IoT development boards are commonly connected to a computer via a USB port for programming and debugging. In a context of experimenting with applications or network protocols on a large scale, it becomes tedious to reprogram a dozen or even a hundred objects in this way.

The IoT-LAB provides a solution to this problem by integrating each experimentation board called Open Node (ON) behind a mini-computer called Gateway (GW). The term ‘gateway’ is used here in a hardware sense, as it links the experimentation board with the other hardware components of the platform. This gateway will be in charge of programming the experimentation board. In addition to this intermediate gateway, an autonomous on-board system called Control Node (CN) is able to monitor the Open Node to measure its energy consumption, radio noise and traffic. The advantage of using a dedicated MCU is to guarantee real-time execution of these measurements. Finally, the complete IoT-LAB node is connected via a private network to a IoT-LAB site server which will be able to manage it remotely.


To facilitate deployment, the Gateway includes a PoE (Power Over Ethernet) module which, as its name suggests, allows power to be supplied via the Ethernet port in addition to the network link.

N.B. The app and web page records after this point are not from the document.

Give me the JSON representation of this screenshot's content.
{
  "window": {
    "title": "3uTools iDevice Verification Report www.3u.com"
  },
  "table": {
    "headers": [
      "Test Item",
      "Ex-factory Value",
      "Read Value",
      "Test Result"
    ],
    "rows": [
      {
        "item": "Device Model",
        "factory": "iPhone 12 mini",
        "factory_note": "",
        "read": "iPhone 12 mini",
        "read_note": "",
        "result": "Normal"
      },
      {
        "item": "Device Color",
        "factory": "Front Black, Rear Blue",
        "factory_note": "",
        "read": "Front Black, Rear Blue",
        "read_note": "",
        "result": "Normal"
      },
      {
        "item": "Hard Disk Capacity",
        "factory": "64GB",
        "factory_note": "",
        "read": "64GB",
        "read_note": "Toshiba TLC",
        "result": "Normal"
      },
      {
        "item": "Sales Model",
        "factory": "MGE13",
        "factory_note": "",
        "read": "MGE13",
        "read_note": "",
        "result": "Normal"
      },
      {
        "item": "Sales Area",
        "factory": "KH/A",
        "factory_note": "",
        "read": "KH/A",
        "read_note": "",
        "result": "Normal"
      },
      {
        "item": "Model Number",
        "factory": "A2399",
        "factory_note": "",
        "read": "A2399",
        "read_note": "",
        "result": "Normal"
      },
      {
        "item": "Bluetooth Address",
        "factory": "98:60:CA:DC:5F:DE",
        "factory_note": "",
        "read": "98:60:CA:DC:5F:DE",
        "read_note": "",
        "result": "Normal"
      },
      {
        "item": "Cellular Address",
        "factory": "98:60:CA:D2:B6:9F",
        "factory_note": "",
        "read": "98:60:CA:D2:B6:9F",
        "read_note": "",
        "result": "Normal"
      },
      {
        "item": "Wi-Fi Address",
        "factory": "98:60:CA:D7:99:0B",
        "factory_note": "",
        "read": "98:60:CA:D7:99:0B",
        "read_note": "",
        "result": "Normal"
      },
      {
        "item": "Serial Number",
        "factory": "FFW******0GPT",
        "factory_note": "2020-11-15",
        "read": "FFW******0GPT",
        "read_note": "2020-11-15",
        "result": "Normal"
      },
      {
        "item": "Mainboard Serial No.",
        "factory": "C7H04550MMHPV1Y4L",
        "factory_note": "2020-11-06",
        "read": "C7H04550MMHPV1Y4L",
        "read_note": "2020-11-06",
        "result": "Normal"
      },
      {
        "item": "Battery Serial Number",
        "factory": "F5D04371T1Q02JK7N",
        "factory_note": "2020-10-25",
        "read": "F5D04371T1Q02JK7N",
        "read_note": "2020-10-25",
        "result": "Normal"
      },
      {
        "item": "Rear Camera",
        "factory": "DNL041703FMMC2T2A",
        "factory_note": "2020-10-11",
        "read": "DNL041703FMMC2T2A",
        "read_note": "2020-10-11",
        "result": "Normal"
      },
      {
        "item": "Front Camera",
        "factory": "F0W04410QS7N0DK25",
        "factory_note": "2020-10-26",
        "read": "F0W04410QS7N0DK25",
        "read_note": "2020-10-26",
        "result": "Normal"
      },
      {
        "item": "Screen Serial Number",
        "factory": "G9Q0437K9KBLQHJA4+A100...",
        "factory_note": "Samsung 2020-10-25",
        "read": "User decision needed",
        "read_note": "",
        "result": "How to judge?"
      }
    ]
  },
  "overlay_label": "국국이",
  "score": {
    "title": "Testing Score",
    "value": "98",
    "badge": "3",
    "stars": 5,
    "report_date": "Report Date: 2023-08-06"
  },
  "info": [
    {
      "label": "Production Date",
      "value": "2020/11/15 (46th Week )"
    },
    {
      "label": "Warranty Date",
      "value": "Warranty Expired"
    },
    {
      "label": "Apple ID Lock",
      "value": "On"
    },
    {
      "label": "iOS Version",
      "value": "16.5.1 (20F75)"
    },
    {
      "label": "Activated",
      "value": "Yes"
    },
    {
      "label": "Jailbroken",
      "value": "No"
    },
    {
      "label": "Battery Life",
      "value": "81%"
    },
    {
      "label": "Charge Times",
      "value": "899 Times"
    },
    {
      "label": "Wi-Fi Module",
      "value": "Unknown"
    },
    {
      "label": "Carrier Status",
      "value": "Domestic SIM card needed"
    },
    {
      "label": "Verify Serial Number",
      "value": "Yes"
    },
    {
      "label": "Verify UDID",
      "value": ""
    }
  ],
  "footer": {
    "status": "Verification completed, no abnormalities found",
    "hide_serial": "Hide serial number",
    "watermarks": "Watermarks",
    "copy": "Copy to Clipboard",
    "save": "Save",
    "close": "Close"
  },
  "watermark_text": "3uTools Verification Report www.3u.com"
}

Being the only link to the hardware, it is used to sent back the Control Node data:

  • the sniffer data is written to a TCP socket served by the Gateway on port 30000;
  • the automatic monitoring data is written directly to files in the user’s workspace.

It is also through this link that the usual physical interaction links with the experimentation board pass, and they vary according to the type of board.

For boards based on a microcontroller:

  • the serial link of the Open Node is redirected to a TCP socket served by the Gateway on port 20000;
  • the debug link of the Open Node is redirected to a second TCP socket served by the Gateway on port 3333.

For boards running an embedded Linux:

  • an SSH access to the Open Node is available through the classic 22 TCP port;
  • the ~/shared directory present in the user’s workspace on the SSH frontend is mounted through NFS and accessible in the Open Node filesystem at the same path.

Dynamic network filtering rules make these links only accessible to the user who has reserved these experimentation nodes, from the SSH frontend of the site concerned, for the duration of the experiment.

Note that there is tools to help you to manage several serial or sniffer links, as well as to plot consumption or radio monitoring data.